> _TASK REQUIREMENTS_: Leaving the pictures aside, restate all of the data exactly.

Stored dataset items

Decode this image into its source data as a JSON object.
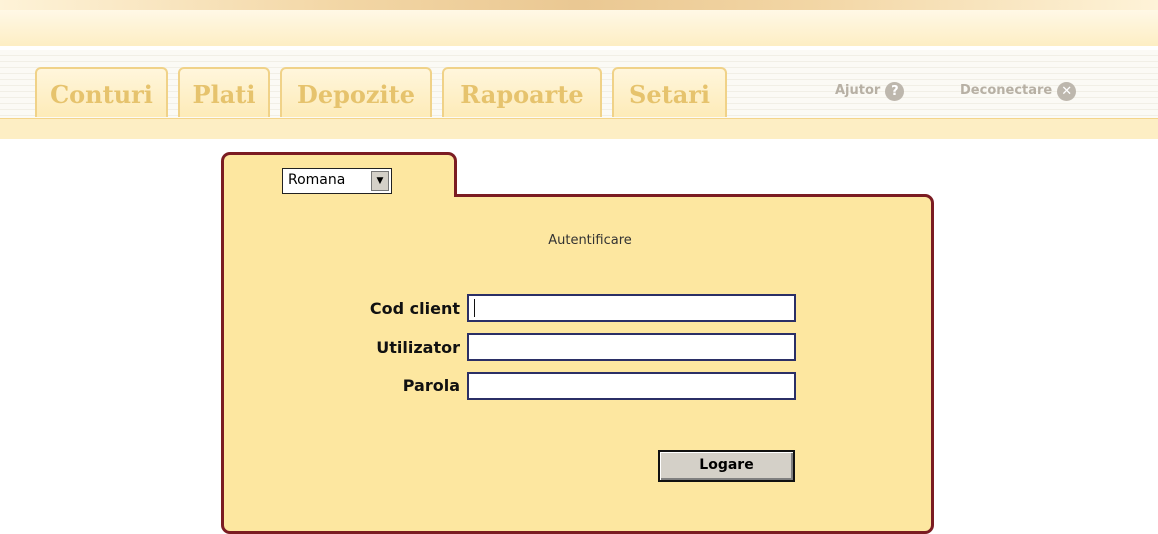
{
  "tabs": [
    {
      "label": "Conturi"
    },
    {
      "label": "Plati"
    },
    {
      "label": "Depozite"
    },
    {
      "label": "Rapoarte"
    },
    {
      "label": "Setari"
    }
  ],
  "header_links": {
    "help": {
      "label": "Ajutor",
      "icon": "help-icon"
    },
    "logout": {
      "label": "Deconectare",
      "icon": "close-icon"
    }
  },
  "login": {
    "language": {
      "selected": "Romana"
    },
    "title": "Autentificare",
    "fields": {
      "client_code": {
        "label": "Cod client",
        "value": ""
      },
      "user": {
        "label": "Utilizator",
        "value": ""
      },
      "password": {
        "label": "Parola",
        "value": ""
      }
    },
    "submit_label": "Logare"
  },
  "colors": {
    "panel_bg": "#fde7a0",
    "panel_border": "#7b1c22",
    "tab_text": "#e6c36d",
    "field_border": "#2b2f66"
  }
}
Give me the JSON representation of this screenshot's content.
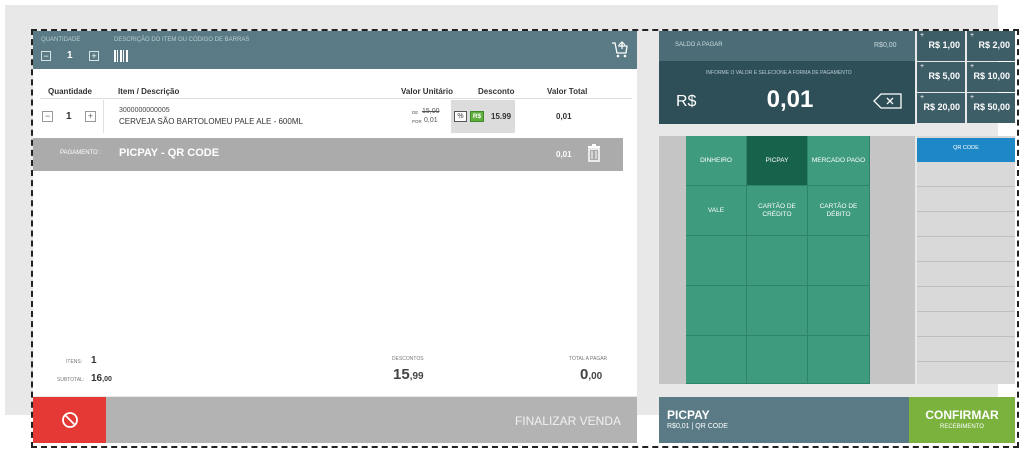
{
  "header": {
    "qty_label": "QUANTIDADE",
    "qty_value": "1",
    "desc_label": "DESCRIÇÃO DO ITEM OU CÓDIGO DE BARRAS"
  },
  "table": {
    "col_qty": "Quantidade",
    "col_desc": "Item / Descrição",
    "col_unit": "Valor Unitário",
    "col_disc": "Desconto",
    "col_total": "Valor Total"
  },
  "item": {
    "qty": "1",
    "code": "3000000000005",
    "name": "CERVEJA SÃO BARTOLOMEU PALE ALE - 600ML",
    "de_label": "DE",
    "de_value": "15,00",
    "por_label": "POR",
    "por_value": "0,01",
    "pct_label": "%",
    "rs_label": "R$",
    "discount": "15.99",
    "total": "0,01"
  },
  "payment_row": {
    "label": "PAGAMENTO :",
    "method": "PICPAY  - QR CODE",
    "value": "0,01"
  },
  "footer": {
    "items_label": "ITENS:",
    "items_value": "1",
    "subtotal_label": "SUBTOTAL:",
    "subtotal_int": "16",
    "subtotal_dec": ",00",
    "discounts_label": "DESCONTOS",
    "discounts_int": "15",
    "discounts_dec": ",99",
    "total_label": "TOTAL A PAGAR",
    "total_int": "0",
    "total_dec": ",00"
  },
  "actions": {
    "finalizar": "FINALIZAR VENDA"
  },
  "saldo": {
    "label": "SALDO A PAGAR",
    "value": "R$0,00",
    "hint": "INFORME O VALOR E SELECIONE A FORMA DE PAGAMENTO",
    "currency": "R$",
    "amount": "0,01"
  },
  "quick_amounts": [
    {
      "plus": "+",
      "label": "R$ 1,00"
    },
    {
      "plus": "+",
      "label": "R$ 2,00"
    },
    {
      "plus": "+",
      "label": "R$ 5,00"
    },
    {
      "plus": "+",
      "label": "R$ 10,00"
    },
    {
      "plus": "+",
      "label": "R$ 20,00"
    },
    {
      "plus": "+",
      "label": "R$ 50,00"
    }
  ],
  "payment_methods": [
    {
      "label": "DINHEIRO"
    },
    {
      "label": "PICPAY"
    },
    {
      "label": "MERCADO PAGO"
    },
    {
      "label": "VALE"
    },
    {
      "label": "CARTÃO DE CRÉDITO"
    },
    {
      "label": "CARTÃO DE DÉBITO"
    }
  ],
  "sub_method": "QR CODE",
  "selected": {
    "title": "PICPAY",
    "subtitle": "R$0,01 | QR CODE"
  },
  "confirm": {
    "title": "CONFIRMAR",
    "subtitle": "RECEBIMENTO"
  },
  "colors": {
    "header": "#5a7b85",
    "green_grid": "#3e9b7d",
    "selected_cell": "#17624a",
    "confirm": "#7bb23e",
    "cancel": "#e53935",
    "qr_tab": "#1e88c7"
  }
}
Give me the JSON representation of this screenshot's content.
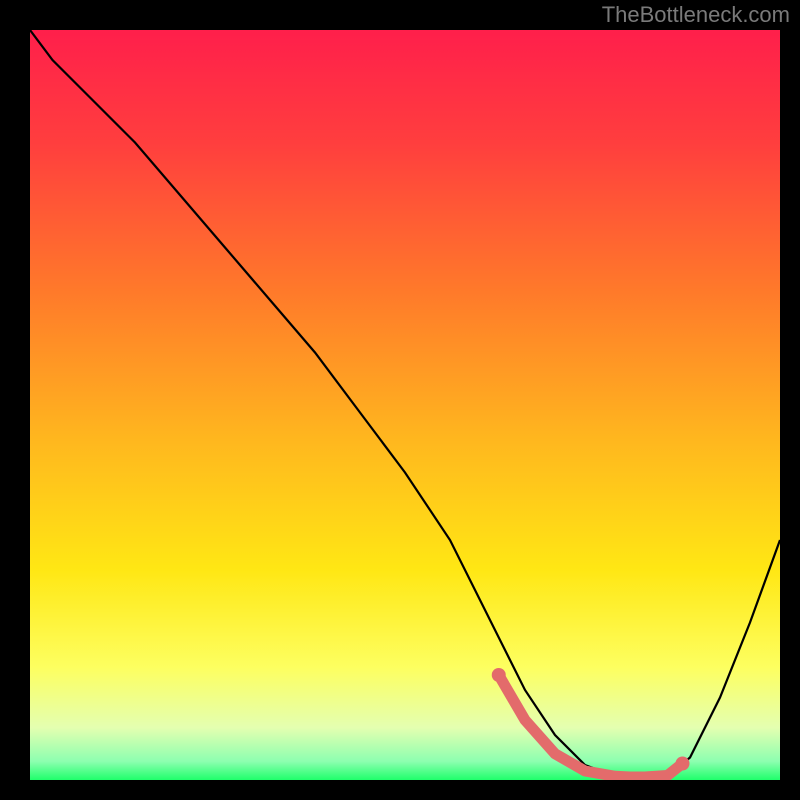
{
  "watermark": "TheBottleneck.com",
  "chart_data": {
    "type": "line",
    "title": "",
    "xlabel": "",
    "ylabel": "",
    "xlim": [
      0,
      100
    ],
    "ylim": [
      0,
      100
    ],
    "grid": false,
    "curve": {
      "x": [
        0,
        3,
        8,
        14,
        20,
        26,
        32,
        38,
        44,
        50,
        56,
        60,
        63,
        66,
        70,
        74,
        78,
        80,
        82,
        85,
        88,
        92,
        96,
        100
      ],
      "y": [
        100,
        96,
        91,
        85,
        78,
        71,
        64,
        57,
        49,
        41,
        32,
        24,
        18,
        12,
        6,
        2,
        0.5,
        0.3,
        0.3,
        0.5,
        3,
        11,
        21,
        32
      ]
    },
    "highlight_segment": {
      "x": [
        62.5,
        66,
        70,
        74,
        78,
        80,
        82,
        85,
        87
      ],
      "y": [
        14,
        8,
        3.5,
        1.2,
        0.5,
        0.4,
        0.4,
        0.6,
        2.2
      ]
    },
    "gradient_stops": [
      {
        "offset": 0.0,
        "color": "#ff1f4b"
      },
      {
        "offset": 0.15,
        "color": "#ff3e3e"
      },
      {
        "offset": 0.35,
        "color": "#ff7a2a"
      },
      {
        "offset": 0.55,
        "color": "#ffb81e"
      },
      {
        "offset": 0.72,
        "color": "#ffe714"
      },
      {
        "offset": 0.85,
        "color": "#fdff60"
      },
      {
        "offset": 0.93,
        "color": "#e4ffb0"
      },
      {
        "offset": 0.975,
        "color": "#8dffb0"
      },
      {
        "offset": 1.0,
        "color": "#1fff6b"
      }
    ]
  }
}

> _ANSWER TO THIS EXERCISE_:
Decode this image into its source data as a JSON object.
{
  "tabs": [
    {
      "label": "Conturi"
    },
    {
      "label": "Plati"
    },
    {
      "label": "Depozite"
    },
    {
      "label": "Rapoarte"
    },
    {
      "label": "Setari"
    }
  ],
  "header_links": {
    "help": {
      "label": "Ajutor",
      "icon": "help-icon"
    },
    "logout": {
      "label": "Deconectare",
      "icon": "close-icon"
    }
  },
  "login": {
    "language": {
      "selected": "Romana"
    },
    "title": "Autentificare",
    "fields": {
      "client_code": {
        "label": "Cod client",
        "value": ""
      },
      "user": {
        "label": "Utilizator",
        "value": ""
      },
      "password": {
        "label": "Parola",
        "value": ""
      }
    },
    "submit_label": "Logare"
  },
  "colors": {
    "panel_bg": "#fde7a0",
    "panel_border": "#7b1c22",
    "tab_text": "#e6c36d",
    "field_border": "#2b2f66"
  }
}
Give me the JSON representation of this screenshot's content.
{
  "header": {
    "qty_label": "QUANTIDADE",
    "qty_value": "1",
    "desc_label": "DESCRIÇÃO DO ITEM OU CÓDIGO DE BARRAS"
  },
  "table": {
    "col_qty": "Quantidade",
    "col_desc": "Item / Descrição",
    "col_unit": "Valor Unitário",
    "col_disc": "Desconto",
    "col_total": "Valor Total"
  },
  "item": {
    "qty": "1",
    "code": "3000000000005",
    "name": "CERVEJA SÃO BARTOLOMEU PALE ALE - 600ML",
    "de_label": "DE",
    "de_value": "15,00",
    "por_label": "POR",
    "por_value": "0,01",
    "pct_label": "%",
    "rs_label": "R$",
    "discount": "15.99",
    "total": "0,01"
  },
  "payment_row": {
    "label": "PAGAMENTO :",
    "method": "PICPAY  - QR CODE",
    "value": "0,01"
  },
  "footer": {
    "items_label": "ITENS:",
    "items_value": "1",
    "subtotal_label": "SUBTOTAL:",
    "subtotal_int": "16",
    "subtotal_dec": ",00",
    "discounts_label": "DESCONTOS",
    "discounts_int": "15",
    "discounts_dec": ",99",
    "total_label": "TOTAL A PAGAR",
    "total_int": "0",
    "total_dec": ",00"
  },
  "actions": {
    "finalizar": "FINALIZAR VENDA"
  },
  "saldo": {
    "label": "SALDO A PAGAR",
    "value": "R$0,00",
    "hint": "INFORME O VALOR E SELECIONE A FORMA DE PAGAMENTO",
    "currency": "R$",
    "amount": "0,01"
  },
  "quick_amounts": [
    {
      "plus": "+",
      "label": "R$ 1,00"
    },
    {
      "plus": "+",
      "label": "R$ 2,00"
    },
    {
      "plus": "+",
      "label": "R$ 5,00"
    },
    {
      "plus": "+",
      "label": "R$ 10,00"
    },
    {
      "plus": "+",
      "label": "R$ 20,00"
    },
    {
      "plus": "+",
      "label": "R$ 50,00"
    }
  ],
  "payment_methods": [
    {
      "label": "DINHEIRO"
    },
    {
      "label": "PICPAY"
    },
    {
      "label": "MERCADO PAGO"
    },
    {
      "label": "VALE"
    },
    {
      "label": "CARTÃO DE CRÉDITO"
    },
    {
      "label": "CARTÃO DE DÉBITO"
    }
  ],
  "sub_method": "QR CODE",
  "selected": {
    "title": "PICPAY",
    "subtitle": "R$0,01 | QR CODE"
  },
  "confirm": {
    "title": "CONFIRMAR",
    "subtitle": "RECEBIMENTO"
  },
  "colors": {
    "header": "#5a7b85",
    "green_grid": "#3e9b7d",
    "selected_cell": "#17624a",
    "confirm": "#7bb23e",
    "cancel": "#e53935",
    "qr_tab": "#1e88c7"
  }
}
Give me the JSON representation of this screenshot's content.
{
  "watermark": "TheBottleneck.com",
  "chart_data": {
    "type": "line",
    "title": "",
    "xlabel": "",
    "ylabel": "",
    "xlim": [
      0,
      100
    ],
    "ylim": [
      0,
      100
    ],
    "grid": false,
    "curve": {
      "x": [
        0,
        3,
        8,
        14,
        20,
        26,
        32,
        38,
        44,
        50,
        56,
        60,
        63,
        66,
        70,
        74,
        78,
        80,
        82,
        85,
        88,
        92,
        96,
        100
      ],
      "y": [
        100,
        96,
        91,
        85,
        78,
        71,
        64,
        57,
        49,
        41,
        32,
        24,
        18,
        12,
        6,
        2,
        0.5,
        0.3,
        0.3,
        0.5,
        3,
        11,
        21,
        32
      ]
    },
    "highlight_segment": {
      "x": [
        62.5,
        66,
        70,
        74,
        78,
        80,
        82,
        85,
        87
      ],
      "y": [
        14,
        8,
        3.5,
        1.2,
        0.5,
        0.4,
        0.4,
        0.6,
        2.2
      ]
    },
    "gradient_stops": [
      {
        "offset": 0.0,
        "color": "#ff1f4b"
      },
      {
        "offset": 0.15,
        "color": "#ff3e3e"
      },
      {
        "offset": 0.35,
        "color": "#ff7a2a"
      },
      {
        "offset": 0.55,
        "color": "#ffb81e"
      },
      {
        "offset": 0.72,
        "color": "#ffe714"
      },
      {
        "offset": 0.85,
        "color": "#fdff60"
      },
      {
        "offset": 0.93,
        "color": "#e4ffb0"
      },
      {
        "offset": 0.975,
        "color": "#8dffb0"
      },
      {
        "offset": 1.0,
        "color": "#1fff6b"
      }
    ]
  }
}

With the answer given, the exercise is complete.